FRANCES HA follows an aimless 20-something woman in New York City as she attempts to figure out her life. And if that sounds like a cliché, the execution certainly isn’t. Co-written by director Noah Baumbach and lead actress Greta Gerwig, the film toes a careful line between bleak and lighthearted, balancing a character who makes plenty of mistakes but has her heart in the right place. Enjoyment of the film is going to be pretty dependent on whether the viewer likes Frances or not, but for me, Gerwig has the charm and sincerity to pull it off from the start. And Baumbach’s direction keeps the black and white filming as playful as its subject. A favorite moment has to be Frances embarking on the most disappointing Paris trip in film history. But what stays with me more than anything are the explorations of themes severely lacking in cinema: the idea that creative ambition doesn’t have to end in wild success or miserable failure; and the elevation of friendship to the status usually reserved for romance. More of that, please.
695. Blue Is the Warmest Color
If you want to see my reaction as a comic, check out my cameo on Jordan Jeffries’ blog, where he’s chronicling everything he sees in theaters.

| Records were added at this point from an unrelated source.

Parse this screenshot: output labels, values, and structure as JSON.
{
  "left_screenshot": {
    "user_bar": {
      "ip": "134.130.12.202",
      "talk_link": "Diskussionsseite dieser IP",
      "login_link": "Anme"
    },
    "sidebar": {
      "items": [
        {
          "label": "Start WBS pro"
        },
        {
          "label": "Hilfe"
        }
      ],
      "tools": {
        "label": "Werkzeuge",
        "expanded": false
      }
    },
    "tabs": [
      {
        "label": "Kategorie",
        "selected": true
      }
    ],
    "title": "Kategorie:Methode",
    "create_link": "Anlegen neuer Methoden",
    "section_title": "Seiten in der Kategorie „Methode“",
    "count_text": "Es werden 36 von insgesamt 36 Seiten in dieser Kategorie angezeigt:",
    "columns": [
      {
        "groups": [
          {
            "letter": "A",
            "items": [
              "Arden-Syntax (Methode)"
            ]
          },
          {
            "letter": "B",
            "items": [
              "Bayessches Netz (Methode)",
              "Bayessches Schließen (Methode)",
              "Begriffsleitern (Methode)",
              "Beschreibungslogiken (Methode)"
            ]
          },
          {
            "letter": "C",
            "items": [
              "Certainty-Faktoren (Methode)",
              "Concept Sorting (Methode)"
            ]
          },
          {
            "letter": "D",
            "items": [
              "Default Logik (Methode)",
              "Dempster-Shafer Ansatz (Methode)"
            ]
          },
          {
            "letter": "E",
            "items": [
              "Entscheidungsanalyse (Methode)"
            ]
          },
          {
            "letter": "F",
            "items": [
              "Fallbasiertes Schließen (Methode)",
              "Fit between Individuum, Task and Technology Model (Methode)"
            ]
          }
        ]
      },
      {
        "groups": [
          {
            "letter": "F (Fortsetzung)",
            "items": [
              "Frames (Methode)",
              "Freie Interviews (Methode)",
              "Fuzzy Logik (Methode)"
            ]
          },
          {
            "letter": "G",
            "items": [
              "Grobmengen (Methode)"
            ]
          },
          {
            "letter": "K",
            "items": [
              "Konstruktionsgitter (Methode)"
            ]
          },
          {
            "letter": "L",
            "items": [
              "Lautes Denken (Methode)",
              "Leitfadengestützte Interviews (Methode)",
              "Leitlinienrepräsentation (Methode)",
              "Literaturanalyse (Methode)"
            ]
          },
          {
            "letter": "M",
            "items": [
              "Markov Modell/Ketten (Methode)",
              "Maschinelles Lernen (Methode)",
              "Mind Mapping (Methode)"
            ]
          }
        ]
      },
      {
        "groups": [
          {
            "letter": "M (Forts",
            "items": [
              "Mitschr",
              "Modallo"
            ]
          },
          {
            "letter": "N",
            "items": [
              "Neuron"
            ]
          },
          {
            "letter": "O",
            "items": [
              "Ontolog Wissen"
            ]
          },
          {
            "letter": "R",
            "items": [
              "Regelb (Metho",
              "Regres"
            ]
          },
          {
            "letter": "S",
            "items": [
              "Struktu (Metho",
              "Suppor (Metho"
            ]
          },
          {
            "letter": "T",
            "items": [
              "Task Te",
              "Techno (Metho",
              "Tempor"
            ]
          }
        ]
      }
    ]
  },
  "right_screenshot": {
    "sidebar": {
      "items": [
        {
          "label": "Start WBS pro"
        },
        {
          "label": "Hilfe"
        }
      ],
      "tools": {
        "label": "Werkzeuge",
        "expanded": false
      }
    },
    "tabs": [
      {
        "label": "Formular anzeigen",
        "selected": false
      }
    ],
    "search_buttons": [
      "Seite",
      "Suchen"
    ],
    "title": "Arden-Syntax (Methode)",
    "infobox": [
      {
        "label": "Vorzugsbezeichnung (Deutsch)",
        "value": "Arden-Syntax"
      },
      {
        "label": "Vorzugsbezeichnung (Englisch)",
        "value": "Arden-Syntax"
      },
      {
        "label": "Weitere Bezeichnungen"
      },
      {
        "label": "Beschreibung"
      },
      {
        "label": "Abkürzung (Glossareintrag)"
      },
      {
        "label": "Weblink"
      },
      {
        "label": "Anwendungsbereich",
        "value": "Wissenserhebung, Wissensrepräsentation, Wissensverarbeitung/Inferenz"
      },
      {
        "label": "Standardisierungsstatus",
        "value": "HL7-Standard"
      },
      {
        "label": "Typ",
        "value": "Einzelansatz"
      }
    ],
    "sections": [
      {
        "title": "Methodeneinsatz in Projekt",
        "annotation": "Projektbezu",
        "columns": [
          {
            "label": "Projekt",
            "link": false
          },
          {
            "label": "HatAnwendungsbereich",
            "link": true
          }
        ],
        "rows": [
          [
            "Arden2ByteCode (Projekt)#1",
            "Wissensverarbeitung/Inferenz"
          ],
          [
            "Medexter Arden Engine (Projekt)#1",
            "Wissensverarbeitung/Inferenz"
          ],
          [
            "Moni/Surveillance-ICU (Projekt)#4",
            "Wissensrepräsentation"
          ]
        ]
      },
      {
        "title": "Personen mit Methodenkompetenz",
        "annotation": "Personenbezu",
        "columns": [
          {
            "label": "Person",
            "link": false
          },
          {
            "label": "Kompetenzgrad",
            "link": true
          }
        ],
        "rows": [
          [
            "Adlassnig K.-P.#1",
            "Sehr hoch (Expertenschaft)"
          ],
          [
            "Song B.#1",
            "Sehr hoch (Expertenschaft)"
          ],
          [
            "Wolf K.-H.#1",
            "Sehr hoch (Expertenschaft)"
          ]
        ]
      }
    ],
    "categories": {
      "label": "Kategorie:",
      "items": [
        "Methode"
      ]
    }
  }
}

I was pretty excited when I went to see this French coming of age film, since there are few quality lesbian films in the world, and hardly any that I would consider Criterion caliber. Unfortunately, I found BLUE IS THE WARMEST COLOR to be a disappointment. The script seemed to confuse meaningful looks and beautiful close-ups with actual character development; I felt like I sat through the entire three-hour epic without learning anything substantial about either protagonist, other than the fact of their being in love. (This is through no fault of the wonderful actors.) The motifs I found interesting—self discovery, the minefield of high school opinion, the clash of differing backgrounds and professional goals, the insufferable side of the art world—were usually dropped without deeper exploration or even resolution. And what was left felt more like a romanticized fantasy than an actual comment on relationships. Despite my flippant drawing below, one thing I actually quite enjoyed was the controversial and very explicit portrayal of sex. Regardless of its accuracy, it was nice to see lesbian sex shown as rough and passionate, not just gentle and fluffy all the time.
Hey, it’s Saturday, so I thought I’d celebrate the weekend (not to mention Pride Weekend here in NYC) with the film WEEKEND. Appropriate, no?
I was blown away when I first saw Andrew Haigh’s moving, poignant romance WEEKEND, and naturally enthusiastic when Criterion decided to release it. Taking place between a Friday night and a Sunday evening, the film follows Russell and Glen, whose one-night stand turns into a beautiful two-day affair where they discuss their aspirations, their relationships and family, and their experiences as gay men. Their conversations resonate with me deeply, in a way that few contemporary queer films do. I love how their characters straddle either side of the imagined “too out” or “not out enough” fence. And I particularly enjoy the cheekiness when Glen questions why straight people will see films about murder and rape, then claim that they can’t relate to a gay storyline. The acting from Tom Cullen and Chris New is natural and wonderful, and the filming is so intimate it feels voyeuristic. I can’t recommend it enough, even if you’re not very interested in romance (which I’m not), or not very interested in queer cinema (which I am).
597. Tiny Furniture
Newcomer at the time Lena Dunham essentially plays herself in her film TINY FURNITURE, a failure-at-coming-of-age story about the nebulous limbo between college and Real Life. The character she plays, Aura, has just returned home and should probably start making something of herself. Instead, she neglects her menial job, chases after douchebag boys, and tries her hardest to crawl back into the womb. The movie is filled with painful and funny vignettes, and it has a dry confessional style that comes off as honest, not contrived. But although I laughed, I tend to have a difficult time with unlikable protagonists. Here I found hardly anything relatable about Aura’s particular brand of entitled self-pity. So this might not be my genre, but I’m still looking forward to watching GIRLS, Dunham’s well-hyped HBO series, to see what else she has to say.